Many schools and kindergartens are open in the area, including a boarding school for children with special needs. Muslyumovo’s vocational college No.94 lives as one family where everybody loves and respects their homeland. There are a lot of young people in the rayon, and they have a lot of choices for their employment and recreation. The Mizgel youth center has recently been renovated and reopened. Now it is the venue for a lot of rayon-level events, family holidays. It also has a wellness facility, providing massage services, a sauna and a pool to its visitors, a coffee bar, a computer lab and a photo studio.

The Yunost (Youth) Sports and Health Center includes areas for team sports, a hockey rink, a tennis court, a football pitch with artificial turf and several running tracks. All of these are available not only for sporting events, but also for the daily training sessions of amateur sportsmen. One of the former Muslyumovo students, a native of the village of Novye Usy Viktor Matveyevich Shadrin, has won the championship of Europe in rowing.

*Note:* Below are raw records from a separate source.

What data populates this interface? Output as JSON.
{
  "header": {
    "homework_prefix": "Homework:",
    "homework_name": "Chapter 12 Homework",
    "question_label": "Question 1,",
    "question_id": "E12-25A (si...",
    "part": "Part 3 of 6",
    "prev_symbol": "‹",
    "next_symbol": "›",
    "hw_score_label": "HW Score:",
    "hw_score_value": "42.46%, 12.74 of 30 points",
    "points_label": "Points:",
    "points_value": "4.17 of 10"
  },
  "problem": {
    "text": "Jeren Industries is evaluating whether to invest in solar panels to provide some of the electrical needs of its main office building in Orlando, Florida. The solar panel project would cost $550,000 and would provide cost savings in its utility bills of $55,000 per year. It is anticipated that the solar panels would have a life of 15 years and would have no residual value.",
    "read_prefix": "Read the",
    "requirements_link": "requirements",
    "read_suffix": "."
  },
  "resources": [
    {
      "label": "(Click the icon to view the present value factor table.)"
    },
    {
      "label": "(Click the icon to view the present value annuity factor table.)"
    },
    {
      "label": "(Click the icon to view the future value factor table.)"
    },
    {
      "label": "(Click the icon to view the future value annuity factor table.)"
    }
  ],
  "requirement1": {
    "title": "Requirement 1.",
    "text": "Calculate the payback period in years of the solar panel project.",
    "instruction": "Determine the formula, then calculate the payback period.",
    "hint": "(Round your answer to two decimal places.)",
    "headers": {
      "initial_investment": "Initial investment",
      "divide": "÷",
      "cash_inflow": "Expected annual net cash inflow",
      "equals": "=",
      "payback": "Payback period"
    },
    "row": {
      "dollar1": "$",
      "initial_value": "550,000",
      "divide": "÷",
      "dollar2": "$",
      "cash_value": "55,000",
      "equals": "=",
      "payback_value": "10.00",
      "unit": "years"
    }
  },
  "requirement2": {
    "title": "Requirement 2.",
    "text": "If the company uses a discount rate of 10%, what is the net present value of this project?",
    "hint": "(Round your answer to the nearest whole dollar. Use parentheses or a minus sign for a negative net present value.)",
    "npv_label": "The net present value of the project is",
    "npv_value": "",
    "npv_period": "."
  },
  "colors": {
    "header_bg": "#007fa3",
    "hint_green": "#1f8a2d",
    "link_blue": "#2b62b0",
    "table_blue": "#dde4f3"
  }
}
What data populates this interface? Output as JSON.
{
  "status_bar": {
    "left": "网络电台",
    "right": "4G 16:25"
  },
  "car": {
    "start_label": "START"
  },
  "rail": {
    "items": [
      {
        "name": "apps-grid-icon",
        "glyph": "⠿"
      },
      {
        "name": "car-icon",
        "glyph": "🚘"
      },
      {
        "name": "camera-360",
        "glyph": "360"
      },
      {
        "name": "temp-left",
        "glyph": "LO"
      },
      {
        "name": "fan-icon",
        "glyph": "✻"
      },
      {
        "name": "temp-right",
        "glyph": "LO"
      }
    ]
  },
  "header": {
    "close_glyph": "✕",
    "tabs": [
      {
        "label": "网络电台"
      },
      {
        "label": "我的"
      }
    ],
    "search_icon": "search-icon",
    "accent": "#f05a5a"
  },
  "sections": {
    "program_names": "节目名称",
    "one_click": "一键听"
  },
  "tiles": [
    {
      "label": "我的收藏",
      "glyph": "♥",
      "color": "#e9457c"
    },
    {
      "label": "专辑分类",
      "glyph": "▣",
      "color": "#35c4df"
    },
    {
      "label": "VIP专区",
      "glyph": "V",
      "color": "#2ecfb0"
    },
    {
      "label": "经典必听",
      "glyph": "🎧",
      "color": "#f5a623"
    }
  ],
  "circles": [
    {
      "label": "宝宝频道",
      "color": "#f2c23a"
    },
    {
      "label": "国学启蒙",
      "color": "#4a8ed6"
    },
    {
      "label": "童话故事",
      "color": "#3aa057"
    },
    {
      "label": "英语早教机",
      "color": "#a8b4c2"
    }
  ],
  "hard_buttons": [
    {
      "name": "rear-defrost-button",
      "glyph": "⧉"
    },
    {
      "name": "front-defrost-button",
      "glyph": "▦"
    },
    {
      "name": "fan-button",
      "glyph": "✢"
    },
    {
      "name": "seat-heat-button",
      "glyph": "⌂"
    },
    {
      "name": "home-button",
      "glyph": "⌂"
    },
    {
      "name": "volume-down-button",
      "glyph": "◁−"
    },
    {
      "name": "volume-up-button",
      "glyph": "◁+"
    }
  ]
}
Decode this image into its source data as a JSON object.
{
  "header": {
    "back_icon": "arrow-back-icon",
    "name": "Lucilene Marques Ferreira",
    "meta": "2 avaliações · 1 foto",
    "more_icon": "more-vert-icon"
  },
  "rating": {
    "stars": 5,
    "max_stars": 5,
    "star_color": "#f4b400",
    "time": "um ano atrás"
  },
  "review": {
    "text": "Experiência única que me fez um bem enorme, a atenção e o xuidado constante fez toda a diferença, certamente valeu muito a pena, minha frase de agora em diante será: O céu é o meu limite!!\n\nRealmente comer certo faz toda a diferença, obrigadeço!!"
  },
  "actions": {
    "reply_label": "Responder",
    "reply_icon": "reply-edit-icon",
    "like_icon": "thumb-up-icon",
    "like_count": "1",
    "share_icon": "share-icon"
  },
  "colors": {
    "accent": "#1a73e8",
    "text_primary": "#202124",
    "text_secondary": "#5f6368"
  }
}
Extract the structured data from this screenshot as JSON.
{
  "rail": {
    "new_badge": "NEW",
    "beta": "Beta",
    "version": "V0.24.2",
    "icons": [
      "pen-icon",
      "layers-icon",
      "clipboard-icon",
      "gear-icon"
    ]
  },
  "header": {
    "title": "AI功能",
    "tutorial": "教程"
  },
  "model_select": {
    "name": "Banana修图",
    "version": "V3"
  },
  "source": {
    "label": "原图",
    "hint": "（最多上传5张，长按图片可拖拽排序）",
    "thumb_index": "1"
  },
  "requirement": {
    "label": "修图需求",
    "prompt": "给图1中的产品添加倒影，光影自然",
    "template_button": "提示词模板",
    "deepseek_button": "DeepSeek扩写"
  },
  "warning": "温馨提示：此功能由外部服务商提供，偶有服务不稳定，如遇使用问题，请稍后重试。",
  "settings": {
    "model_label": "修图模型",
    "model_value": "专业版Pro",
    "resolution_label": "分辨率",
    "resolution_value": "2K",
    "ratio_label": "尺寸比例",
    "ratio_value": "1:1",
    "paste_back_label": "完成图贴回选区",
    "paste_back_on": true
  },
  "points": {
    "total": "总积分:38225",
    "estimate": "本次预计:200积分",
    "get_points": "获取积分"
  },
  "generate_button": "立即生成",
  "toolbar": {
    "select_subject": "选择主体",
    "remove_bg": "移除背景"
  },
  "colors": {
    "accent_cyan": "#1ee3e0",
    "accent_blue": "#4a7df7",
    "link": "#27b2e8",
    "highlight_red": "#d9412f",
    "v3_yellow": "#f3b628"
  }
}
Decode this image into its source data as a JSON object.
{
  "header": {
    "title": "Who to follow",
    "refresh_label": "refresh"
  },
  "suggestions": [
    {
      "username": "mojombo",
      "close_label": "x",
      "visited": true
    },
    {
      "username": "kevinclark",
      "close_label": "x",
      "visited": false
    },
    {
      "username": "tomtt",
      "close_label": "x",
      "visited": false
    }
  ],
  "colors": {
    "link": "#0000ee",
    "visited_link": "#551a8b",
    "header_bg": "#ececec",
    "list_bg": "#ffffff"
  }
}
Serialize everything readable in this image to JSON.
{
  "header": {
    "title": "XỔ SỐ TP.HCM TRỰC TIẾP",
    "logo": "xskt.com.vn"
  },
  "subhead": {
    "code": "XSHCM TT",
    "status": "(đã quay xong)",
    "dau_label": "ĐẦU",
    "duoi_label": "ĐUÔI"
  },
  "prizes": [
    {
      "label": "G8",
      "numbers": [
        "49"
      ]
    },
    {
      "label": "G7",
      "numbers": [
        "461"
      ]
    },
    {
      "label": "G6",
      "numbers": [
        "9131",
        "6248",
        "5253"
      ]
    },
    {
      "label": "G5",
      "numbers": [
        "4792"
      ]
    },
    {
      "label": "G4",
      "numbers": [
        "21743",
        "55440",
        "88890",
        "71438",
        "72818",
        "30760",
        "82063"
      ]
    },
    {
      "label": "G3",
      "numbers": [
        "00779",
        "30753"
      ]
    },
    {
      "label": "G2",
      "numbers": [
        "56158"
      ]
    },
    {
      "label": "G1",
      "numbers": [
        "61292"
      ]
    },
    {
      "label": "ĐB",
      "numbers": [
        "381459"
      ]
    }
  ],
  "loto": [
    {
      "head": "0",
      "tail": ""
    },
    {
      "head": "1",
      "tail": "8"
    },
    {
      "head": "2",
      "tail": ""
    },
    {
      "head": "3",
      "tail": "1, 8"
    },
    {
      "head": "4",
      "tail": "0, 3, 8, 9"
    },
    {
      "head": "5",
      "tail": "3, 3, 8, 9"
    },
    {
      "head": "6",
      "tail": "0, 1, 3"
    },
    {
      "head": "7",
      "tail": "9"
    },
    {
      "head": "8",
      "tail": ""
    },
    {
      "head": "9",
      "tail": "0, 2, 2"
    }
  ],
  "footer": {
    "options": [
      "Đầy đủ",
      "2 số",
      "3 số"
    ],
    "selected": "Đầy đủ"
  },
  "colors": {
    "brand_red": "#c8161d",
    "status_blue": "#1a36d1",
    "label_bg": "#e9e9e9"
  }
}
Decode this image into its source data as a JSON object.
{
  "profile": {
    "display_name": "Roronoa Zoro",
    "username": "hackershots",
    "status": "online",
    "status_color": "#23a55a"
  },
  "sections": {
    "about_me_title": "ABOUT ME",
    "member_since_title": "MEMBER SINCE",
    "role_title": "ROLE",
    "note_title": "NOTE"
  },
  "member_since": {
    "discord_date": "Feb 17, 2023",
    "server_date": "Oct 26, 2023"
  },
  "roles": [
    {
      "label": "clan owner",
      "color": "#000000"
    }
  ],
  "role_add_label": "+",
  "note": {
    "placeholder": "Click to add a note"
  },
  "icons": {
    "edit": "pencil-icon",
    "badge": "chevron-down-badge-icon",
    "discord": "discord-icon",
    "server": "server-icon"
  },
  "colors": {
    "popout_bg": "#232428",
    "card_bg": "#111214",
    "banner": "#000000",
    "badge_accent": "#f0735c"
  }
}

The economy of Muslyumovsky rayon is mainly focused on agriculture, with grain farming, cattle breeding (dairy and beef) and poultry farming as its leading branches. The crops cultivated here include winter rye, spring wheat, barley, oats and peas.

The local media is attentive to the achievements of the past and plans for the future. The most popular periodical in Muslyumovo is the local newspaper Avyl Utlary / Selskiye Ogni (Rural lights).

During the 80 years of its history, the paper has changed many names, but has never lost the trust and confidence of its readers. Muslyumovo has a local radio and TV station, as well as an official information-rich website of the rayon.

 Local journalists have a lot to cover. Often, they give the floor to the “next street heroes”, who speak of themselves and of their work on the pages of the media. Muslyumovo lands have given birth to many a famous person, including Heroes of the Soviet Union Gimazetdin Vazetdinovich Vazetdinov, Pyotr Alekseyevich Dneprov and Ildar Mannanovich Mannanov.

On May 9, 2004 a new World War II memorial was opened in Muslyumovo, and the Eternal Flame was lit. The memorial is devoted to all heroes of World War II, both renowned and unknown, of the war in Afghanistan and of heroes of labor as well. The memorial features busts of Heroes of the Soviet Union, Socialist Labor and Companions of the Order of Glory I, II and III class, who were natives of the area. Old military equipment and weaponry add to the atmosphere of the place. Undoubtedly, the memorial will be a piece of great cultural heritage for people of the rayon, contributing to the civic education of its young, who will always remember the history of their country. Let heroes of the war and labor never be forgotten on this earth!